▶ Goal of the exercise: The data below is to be repeated in full, exactly as given.

▶ Stored items from a collection:

>>>>

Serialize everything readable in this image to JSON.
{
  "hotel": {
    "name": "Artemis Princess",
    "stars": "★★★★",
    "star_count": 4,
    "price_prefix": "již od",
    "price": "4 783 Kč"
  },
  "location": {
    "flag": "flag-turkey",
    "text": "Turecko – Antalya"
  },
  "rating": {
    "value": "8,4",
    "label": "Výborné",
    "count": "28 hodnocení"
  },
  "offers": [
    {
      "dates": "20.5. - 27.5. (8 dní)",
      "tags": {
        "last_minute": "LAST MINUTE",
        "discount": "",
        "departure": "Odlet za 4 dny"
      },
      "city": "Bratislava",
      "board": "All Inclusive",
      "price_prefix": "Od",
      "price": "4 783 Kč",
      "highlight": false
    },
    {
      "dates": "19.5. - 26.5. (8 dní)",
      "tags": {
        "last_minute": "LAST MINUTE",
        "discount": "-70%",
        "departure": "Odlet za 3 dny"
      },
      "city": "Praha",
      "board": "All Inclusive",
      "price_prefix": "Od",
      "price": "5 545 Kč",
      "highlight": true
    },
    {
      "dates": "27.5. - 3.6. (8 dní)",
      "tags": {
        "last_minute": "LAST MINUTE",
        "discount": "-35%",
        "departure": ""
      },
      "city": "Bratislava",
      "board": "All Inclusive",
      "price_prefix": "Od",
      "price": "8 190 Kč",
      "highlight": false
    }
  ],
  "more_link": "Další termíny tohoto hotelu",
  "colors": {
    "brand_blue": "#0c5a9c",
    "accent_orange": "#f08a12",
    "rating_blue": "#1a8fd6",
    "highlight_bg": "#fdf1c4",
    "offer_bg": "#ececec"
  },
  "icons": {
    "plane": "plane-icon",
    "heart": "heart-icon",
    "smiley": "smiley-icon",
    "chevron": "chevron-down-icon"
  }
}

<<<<

▶ Task output:
Serialize everything readable in this image to JSON.
{
  "hotel": {
    "name": "Artemis Princess",
    "stars": "★★★★",
    "star_count": 4,
    "price_prefix": "již od",
    "price": "4 783 Kč"
  },
  "location": {
    "flag": "flag-turkey",
    "text": "Turecko – Antalya"
  },
  "rating": {
    "value": "8,4",
    "label": "Výborné",
    "count": "28 hodnocení"
  },
  "offers": [
    {
      "dates": "20.5. - 27.5. (8 dní)",
      "tags": {
        "last_minute": "LAST MINUTE",
        "discount": "",
        "departure": "Odlet za 4 dny"
      },
      "city": "Bratislava",
      "board": "All Inclusive",
      "price_prefix": "Od",
      "price": "4 783 Kč",
      "highlight": false
    },
    {
      "dates": "19.5. - 26.5. (8 dní)",
      "tags": {
        "last_minute": "LAST MINUTE",
        "discount": "-70%",
        "departure": "Odlet za 3 dny"
      },
      "city": "Praha",
      "board": "All Inclusive",
      "price_prefix": "Od",
      "price": "5 545 Kč",
      "highlight": true
    },
    {
      "dates": "27.5. - 3.6. (8 dní)",
      "tags": {
        "last_minute": "LAST MINUTE",
        "discount": "-35%",
        "departure": ""
      },
      "city": "Bratislava",
      "board": "All Inclusive",
      "price_prefix": "Od",
      "price": "8 190 Kč",
      "highlight": false
    }
  ],
  "more_link": "Další termíny tohoto hotelu",
  "colors": {
    "brand_blue": "#0c5a9c",
    "accent_orange": "#f08a12",
    "rating_blue": "#1a8fd6",
    "highlight_bg": "#fdf1c4",
    "offer_bg": "#ececec"
  },
  "icons": {
    "plane": "plane-icon",
    "heart": "heart-icon",
    "smiley": "smiley-icon",
    "chevron": "chevron-down-icon"
  }
}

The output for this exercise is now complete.